◆ Data for processing
**********

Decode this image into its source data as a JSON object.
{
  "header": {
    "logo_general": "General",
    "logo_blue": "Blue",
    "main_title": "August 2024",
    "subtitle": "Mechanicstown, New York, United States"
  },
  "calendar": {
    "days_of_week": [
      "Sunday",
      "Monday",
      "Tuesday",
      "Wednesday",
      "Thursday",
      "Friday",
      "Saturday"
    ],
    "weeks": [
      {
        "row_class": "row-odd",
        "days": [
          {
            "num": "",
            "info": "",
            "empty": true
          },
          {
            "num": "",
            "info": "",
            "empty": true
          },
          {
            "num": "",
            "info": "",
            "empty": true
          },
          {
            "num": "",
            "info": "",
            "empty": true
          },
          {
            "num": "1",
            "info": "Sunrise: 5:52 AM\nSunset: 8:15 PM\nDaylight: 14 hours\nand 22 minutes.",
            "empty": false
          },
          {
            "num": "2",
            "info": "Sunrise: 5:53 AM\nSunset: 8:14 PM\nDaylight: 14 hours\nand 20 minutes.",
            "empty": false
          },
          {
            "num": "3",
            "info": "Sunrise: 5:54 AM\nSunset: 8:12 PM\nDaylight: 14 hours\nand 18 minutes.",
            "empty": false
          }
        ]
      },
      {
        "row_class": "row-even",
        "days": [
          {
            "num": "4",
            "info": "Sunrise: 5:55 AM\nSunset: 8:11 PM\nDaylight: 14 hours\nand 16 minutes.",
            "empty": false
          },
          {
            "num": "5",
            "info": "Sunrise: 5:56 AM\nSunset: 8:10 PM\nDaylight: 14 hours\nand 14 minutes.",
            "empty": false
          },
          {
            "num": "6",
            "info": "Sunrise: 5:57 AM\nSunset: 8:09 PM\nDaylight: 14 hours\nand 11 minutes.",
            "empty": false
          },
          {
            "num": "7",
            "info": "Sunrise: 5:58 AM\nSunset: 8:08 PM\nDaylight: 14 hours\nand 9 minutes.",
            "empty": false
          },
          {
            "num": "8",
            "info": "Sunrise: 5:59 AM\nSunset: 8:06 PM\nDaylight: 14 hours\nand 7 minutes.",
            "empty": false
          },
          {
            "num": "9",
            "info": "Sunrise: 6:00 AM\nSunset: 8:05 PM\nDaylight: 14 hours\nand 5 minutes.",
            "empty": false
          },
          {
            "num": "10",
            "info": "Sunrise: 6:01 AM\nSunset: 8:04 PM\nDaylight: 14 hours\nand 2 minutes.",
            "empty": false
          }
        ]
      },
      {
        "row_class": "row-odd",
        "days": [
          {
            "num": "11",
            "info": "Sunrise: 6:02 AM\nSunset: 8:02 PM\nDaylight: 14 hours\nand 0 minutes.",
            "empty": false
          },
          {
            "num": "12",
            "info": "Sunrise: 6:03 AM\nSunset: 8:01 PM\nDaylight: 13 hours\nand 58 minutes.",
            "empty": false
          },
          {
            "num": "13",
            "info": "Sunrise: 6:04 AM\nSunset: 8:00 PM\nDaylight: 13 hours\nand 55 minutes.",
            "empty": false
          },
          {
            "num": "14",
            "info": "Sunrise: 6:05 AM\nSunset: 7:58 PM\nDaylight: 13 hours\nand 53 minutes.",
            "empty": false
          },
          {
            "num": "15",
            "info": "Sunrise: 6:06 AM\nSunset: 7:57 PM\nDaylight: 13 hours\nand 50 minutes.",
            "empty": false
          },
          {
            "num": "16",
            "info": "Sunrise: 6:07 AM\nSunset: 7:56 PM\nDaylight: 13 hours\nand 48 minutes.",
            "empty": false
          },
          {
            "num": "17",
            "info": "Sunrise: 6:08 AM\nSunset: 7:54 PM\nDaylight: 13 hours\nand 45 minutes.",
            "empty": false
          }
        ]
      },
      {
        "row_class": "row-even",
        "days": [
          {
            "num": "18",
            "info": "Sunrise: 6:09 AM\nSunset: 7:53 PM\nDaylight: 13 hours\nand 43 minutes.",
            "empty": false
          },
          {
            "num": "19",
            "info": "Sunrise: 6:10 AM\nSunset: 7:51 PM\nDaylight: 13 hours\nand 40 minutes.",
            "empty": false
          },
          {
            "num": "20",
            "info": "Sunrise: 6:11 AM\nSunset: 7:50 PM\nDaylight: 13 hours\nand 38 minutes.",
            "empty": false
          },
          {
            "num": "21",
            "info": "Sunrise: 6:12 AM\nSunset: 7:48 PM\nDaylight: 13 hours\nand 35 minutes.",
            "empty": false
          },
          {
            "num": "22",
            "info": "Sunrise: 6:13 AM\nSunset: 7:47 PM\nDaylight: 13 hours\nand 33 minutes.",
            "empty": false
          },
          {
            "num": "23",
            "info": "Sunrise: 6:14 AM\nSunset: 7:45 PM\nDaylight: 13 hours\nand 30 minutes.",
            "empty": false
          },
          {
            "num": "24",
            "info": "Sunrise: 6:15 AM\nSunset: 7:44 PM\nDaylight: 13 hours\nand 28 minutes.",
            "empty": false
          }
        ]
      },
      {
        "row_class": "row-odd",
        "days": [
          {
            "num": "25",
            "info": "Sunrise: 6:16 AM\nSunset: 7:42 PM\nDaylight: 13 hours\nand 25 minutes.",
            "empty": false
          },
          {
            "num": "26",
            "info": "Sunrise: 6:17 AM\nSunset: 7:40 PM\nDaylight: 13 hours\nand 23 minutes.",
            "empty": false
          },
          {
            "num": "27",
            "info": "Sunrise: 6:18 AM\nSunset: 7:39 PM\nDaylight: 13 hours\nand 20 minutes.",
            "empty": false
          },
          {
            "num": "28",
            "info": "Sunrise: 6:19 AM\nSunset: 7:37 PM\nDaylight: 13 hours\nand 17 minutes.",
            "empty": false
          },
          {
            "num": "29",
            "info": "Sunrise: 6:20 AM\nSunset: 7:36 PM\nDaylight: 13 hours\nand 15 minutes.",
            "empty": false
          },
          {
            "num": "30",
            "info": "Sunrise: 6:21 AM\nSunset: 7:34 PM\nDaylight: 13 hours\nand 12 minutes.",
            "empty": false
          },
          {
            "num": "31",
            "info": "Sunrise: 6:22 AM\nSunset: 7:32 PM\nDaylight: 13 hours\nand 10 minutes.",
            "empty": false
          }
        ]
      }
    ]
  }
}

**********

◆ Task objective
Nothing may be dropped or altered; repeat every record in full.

◆ Exercise result
Decode this image into its source data as a JSON object.
{
  "header": {
    "logo_general": "General",
    "logo_blue": "Blue",
    "main_title": "August 2024",
    "subtitle": "Mechanicstown, New York, United States"
  },
  "calendar": {
    "days_of_week": [
      "Sunday",
      "Monday",
      "Tuesday",
      "Wednesday",
      "Thursday",
      "Friday",
      "Saturday"
    ],
    "weeks": [
      {
        "row_class": "row-odd",
        "days": [
          {
            "num": "",
            "info": "",
            "empty": true
          },
          {
            "num": "",
            "info": "",
            "empty": true
          },
          {
            "num": "",
            "info": "",
            "empty": true
          },
          {
            "num": "",
            "info": "",
            "empty": true
          },
          {
            "num": "1",
            "info": "Sunrise: 5:52 AM\nSunset: 8:15 PM\nDaylight: 14 hours\nand 22 minutes.",
            "empty": false
          },
          {
            "num": "2",
            "info": "Sunrise: 5:53 AM\nSunset: 8:14 PM\nDaylight: 14 hours\nand 20 minutes.",
            "empty": false
          },
          {
            "num": "3",
            "info": "Sunrise: 5:54 AM\nSunset: 8:12 PM\nDaylight: 14 hours\nand 18 minutes.",
            "empty": false
          }
        ]
      },
      {
        "row_class": "row-even",
        "days": [
          {
            "num": "4",
            "info": "Sunrise: 5:55 AM\nSunset: 8:11 PM\nDaylight: 14 hours\nand 16 minutes.",
            "empty": false
          },
          {
            "num": "5",
            "info": "Sunrise: 5:56 AM\nSunset: 8:10 PM\nDaylight: 14 hours\nand 14 minutes.",
            "empty": false
          },
          {
            "num": "6",
            "info": "Sunrise: 5:57 AM\nSunset: 8:09 PM\nDaylight: 14 hours\nand 11 minutes.",
            "empty": false
          },
          {
            "num": "7",
            "info": "Sunrise: 5:58 AM\nSunset: 8:08 PM\nDaylight: 14 hours\nand 9 minutes.",
            "empty": false
          },
          {
            "num": "8",
            "info": "Sunrise: 5:59 AM\nSunset: 8:06 PM\nDaylight: 14 hours\nand 7 minutes.",
            "empty": false
          },
          {
            "num": "9",
            "info": "Sunrise: 6:00 AM\nSunset: 8:05 PM\nDaylight: 14 hours\nand 5 minutes.",
            "empty": false
          },
          {
            "num": "10",
            "info": "Sunrise: 6:01 AM\nSunset: 8:04 PM\nDaylight: 14 hours\nand 2 minutes.",
            "empty": false
          }
        ]
      },
      {
        "row_class": "row-odd",
        "days": [
          {
            "num": "11",
            "info": "Sunrise: 6:02 AM\nSunset: 8:02 PM\nDaylight: 14 hours\nand 0 minutes.",
            "empty": false
          },
          {
            "num": "12",
            "info": "Sunrise: 6:03 AM\nSunset: 8:01 PM\nDaylight: 13 hours\nand 58 minutes.",
            "empty": false
          },
          {
            "num": "13",
            "info": "Sunrise: 6:04 AM\nSunset: 8:00 PM\nDaylight: 13 hours\nand 55 minutes.",
            "empty": false
          },
          {
            "num": "14",
            "info": "Sunrise: 6:05 AM\nSunset: 7:58 PM\nDaylight: 13 hours\nand 53 minutes.",
            "empty": false
          },
          {
            "num": "15",
            "info": "Sunrise: 6:06 AM\nSunset: 7:57 PM\nDaylight: 13 hours\nand 50 minutes.",
            "empty": false
          },
          {
            "num": "16",
            "info": "Sunrise: 6:07 AM\nSunset: 7:56 PM\nDaylight: 13 hours\nand 48 minutes.",
            "empty": false
          },
          {
            "num": "17",
            "info": "Sunrise: 6:08 AM\nSunset: 7:54 PM\nDaylight: 13 hours\nand 45 minutes.",
            "empty": false
          }
        ]
      },
      {
        "row_class": "row-even",
        "days": [
          {
            "num": "18",
            "info": "Sunrise: 6:09 AM\nSunset: 7:53 PM\nDaylight: 13 hours\nand 43 minutes.",
            "empty": false
          },
          {
            "num": "19",
            "info": "Sunrise: 6:10 AM\nSunset: 7:51 PM\nDaylight: 13 hours\nand 40 minutes.",
            "empty": false
          },
          {
            "num": "20",
            "info": "Sunrise: 6:11 AM\nSunset: 7:50 PM\nDaylight: 13 hours\nand 38 minutes.",
            "empty": false
          },
          {
            "num": "21",
            "info": "Sunrise: 6:12 AM\nSunset: 7:48 PM\nDaylight: 13 hours\nand 35 minutes.",
            "empty": false
          },
          {
            "num": "22",
            "info": "Sunrise: 6:13 AM\nSunset: 7:47 PM\nDaylight: 13 hours\nand 33 minutes.",
            "empty": false
          },
          {
            "num": "23",
            "info": "Sunrise: 6:14 AM\nSunset: 7:45 PM\nDaylight: 13 hours\nand 30 minutes.",
            "empty": false
          },
          {
            "num": "24",
            "info": "Sunrise: 6:15 AM\nSunset: 7:44 PM\nDaylight: 13 hours\nand 28 minutes.",
            "empty": false
          }
        ]
      },
      {
        "row_class": "row-odd",
        "days": [
          {
            "num": "25",
            "info": "Sunrise: 6:16 AM\nSunset: 7:42 PM\nDaylight: 13 hours\nand 25 minutes.",
            "empty": false
          },
          {
            "num": "26",
            "info": "Sunrise: 6:17 AM\nSunset: 7:40 PM\nDaylight: 13 hours\nand 23 minutes.",
            "empty": false
          },
          {
            "num": "27",
            "info": "Sunrise: 6:18 AM\nSunset: 7:39 PM\nDaylight: 13 hours\nand 20 minutes.",
            "empty": false
          },
          {
            "num": "28",
            "info": "Sunrise: 6:19 AM\nSunset: 7:37 PM\nDaylight: 13 hours\nand 17 minutes.",
            "empty": false
          },
          {
            "num": "29",
            "info": "Sunrise: 6:20 AM\nSunset: 7:36 PM\nDaylight: 13 hours\nand 15 minutes.",
            "empty": false
          },
          {
            "num": "30",
            "info": "Sunrise: 6:21 AM\nSunset: 7:34 PM\nDaylight: 13 hours\nand 12 minutes.",
            "empty": false
          },
          {
            "num": "31",
            "info": "Sunrise: 6:22 AM\nSunset: 7:32 PM\nDaylight: 13 hours\nand 10 minutes.",
            "empty": false
          }
        ]
      }
    ]
  }
}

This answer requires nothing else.